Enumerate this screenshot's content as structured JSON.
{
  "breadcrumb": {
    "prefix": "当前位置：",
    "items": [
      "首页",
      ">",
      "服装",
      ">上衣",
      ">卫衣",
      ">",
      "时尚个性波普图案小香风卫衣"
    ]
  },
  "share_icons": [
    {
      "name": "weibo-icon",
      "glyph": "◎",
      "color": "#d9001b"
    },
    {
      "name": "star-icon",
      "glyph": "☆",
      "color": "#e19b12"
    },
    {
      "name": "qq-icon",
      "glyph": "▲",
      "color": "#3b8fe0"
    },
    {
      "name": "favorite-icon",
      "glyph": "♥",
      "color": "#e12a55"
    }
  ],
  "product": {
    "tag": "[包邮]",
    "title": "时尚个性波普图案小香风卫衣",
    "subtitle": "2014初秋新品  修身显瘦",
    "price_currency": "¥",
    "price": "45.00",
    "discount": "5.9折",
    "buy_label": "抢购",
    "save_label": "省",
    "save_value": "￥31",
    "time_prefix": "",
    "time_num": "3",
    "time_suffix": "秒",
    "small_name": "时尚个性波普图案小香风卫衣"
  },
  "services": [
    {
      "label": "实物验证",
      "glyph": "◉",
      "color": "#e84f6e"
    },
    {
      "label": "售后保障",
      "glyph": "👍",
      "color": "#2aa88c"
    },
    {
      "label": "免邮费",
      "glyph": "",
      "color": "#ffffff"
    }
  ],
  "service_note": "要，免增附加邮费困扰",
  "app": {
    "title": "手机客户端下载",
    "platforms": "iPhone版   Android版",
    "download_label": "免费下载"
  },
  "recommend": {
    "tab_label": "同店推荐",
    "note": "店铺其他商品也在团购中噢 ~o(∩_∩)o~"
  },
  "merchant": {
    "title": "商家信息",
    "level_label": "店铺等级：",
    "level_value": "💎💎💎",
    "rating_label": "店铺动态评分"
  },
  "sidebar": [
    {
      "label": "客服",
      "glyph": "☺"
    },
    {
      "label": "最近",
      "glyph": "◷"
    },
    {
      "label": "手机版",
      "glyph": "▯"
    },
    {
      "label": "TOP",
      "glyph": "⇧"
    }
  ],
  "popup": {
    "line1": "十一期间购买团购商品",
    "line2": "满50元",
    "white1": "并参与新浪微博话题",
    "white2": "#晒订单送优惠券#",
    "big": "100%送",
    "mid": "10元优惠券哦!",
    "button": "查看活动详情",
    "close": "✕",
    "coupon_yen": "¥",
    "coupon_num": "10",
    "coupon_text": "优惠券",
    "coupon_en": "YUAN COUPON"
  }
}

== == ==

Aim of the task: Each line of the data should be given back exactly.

Output:
Enumerate this screenshot's content as structured JSON.
{
  "breadcrumb": {
    "prefix": "当前位置：",
    "items": [
      "首页",
      ">",
      "服装",
      ">上衣",
      ">卫衣",
      ">",
      "时尚个性波普图案小香风卫衣"
    ]
  },
  "share_icons": [
    {
      "name": "weibo-icon",
      "glyph": "◎",
      "color": "#d9001b"
    },
    {
      "name": "star-icon",
      "glyph": "☆",
      "color": "#e19b12"
    },
    {
      "name": "qq-icon",
      "glyph": "▲",
      "color": "#3b8fe0"
    },
    {
      "name": "favorite-icon",
      "glyph": "♥",
      "color": "#e12a55"
    }
  ],
  "product": {
    "tag": "[包邮]",
    "title": "时尚个性波普图案小香风卫衣",
    "subtitle": "2014初秋新品  修身显瘦",
    "price_currency": "¥",
    "price": "45.00",
    "discount": "5.9折",
    "buy_label": "抢购",
    "save_label": "省",
    "save_value": "￥31",
    "time_prefix": "",
    "time_num": "3",
    "time_suffix": "秒",
    "small_name": "时尚个性波普图案小香风卫衣"
  },
  "services": [
    {
      "label": "实物验证",
      "glyph": "◉",
      "color": "#e84f6e"
    },
    {
      "label": "售后保障",
      "glyph": "👍",
      "color": "#2aa88c"
    },
    {
      "label": "免邮费",
      "glyph": "",
      "color": "#ffffff"
    }
  ],
  "service_note": "要，免增附加邮费困扰",
  "app": {
    "title": "手机客户端下载",
    "platforms": "iPhone版   Android版",
    "download_label": "免费下载"
  },
  "recommend": {
    "tab_label": "同店推荐",
    "note": "店铺其他商品也在团购中噢 ~o(∩_∩)o~"
  },
  "merchant": {
    "title": "商家信息",
    "level_label": "店铺等级：",
    "level_value": "💎💎💎",
    "rating_label": "店铺动态评分"
  },
  "sidebar": [
    {
      "label": "客服",
      "glyph": "☺"
    },
    {
      "label": "最近",
      "glyph": "◷"
    },
    {
      "label": "手机版",
      "glyph": "▯"
    },
    {
      "label": "TOP",
      "glyph": "⇧"
    }
  ],
  "popup": {
    "line1": "十一期间购买团购商品",
    "line2": "满50元",
    "white1": "并参与新浪微博话题",
    "white2": "#晒订单送优惠券#",
    "big": "100%送",
    "mid": "10元优惠券哦!",
    "button": "查看活动详情",
    "close": "✕",
    "coupon_yen": "¥",
    "coupon_num": "10",
    "coupon_text": "优惠券",
    "coupon_en": "YUAN COUPON"
  }
}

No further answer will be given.